Major Opioid Maker to Pay for Overdose-Antidote Development. Pixabay

A company whose prescription opioid marketing practices are being blamed for sparking the addiction and overdose crisis says it’s helping to fund an effort to make a lower-cost overdose antidote.

OxyContin maker Purdue Pharma announced Wednesday that it’s making a $3.4 million grant to Harm Reduction Therapeutics, a Pittsburgh-based nonprofit, to help develop a low-cost naloxone nasal spray.

The announcement comes as lawsuits from local governments blaming Purdue, based in Stamford, Connecticut, and other companies in the drug industry for using deceptive marketing practices to encourage heavy prescribing of the powerful and addictive painkillers. Last week, the number of lawsuits against the industry being overseen by a federal judge topped 1,000.

The Cleveland-based judge, Dan Polster, is pushing the industry to settle with the plaintiffs — mostly local governments and Native American tribes — and with state governments, most of which have sued in state court or are conducting a joint investigation. Hundreds of other local governments are also suing in state courts across the country.

The sides have had regular settlement discussions, but it’s not clear when a deal might be struck in the case, which is complicated by the number of parties and questions on how to assign blame.

 

Addiction, overdose
Purdue Pharma offices are seen in Stamford, Connecticut. VOA

 

The U.S. Centers for Disease Control and Prevention reported that drug overdoses killed a record 72,000 Americans last year. The majority of the deaths involved opioids. But a growing number of them are from illicit synthetic drugs, including fentanyl, rather than prescription opioids such as OxyContin or Vicodin.

 

Governments are asking for changes in how opioids are marketed, and for help paying for treatment and the costs of ambulance runs, child welfare systems, jails and other expenses associated with the opioid crisis.

Polster is expected to rule in coming weeks on motions from drugmakers, distributors and pharmacies to dismiss thee claims. Trials in some of the cases — being used to test issues common to many of them — are now scheduled to begin in September 2019.

Purdue agreed to pay $634 million in fines back in 2007 to settle charges that the company downplayed the risk of addiction and abuse of its blockbuster painkiller OxyContin starting in the 1990s.

It’s facing similar accusations again.

Earlier this year, the privately held company stopped marketing OxyContin to doctors.

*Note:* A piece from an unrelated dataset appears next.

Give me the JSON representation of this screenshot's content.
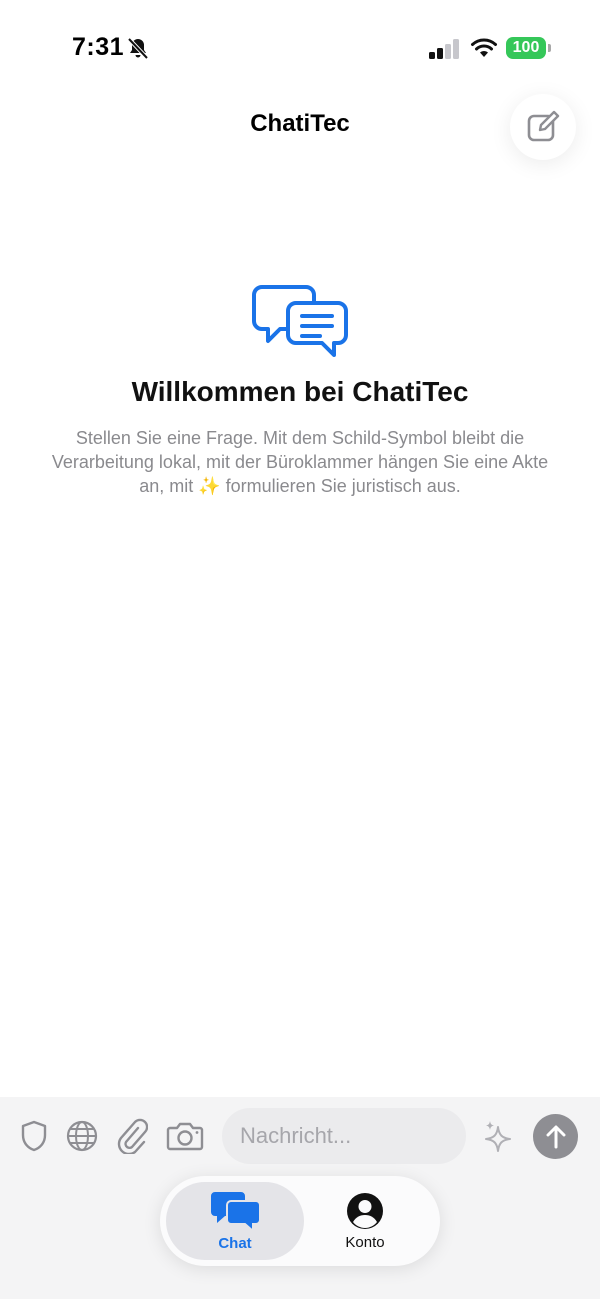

Addiction, overdose
A police officer demonstrates the use of naloxone in Millersville. VOA

Naloxone

The naloxone grant is a way the company can show it’s trying to help stem the damage done by opioids. “This grant is one example of the meaningful steps Purdue is taking to help address opioid abuse in our communities,” Purdue President and CEO Craig Landau said in a statement.

Naloxone is seen as one major piece in overdose prevention strategies. Over the past several years, most states have eased access to the antidote for laypeople. First responders, drug users and others have taken to carrying naloxone to reverse overdoses. But the price of the drug has been a problem for state and local governments.

Also Read: US Opioid Crisis: Deaths in 2016

Pittsburgh-based Harm Reduction Therapeutics says it is trying to get its version to the market within two years.

“Combating the ongoing crisis of opioid addiction will require innovative approaches to both prevention and medication-assisted treatment,” said Harm Reduction co-founder and CEO Michael Hufford, said in a statement, “but it all starts with making sure lives are not lost from overdose.” (VOA)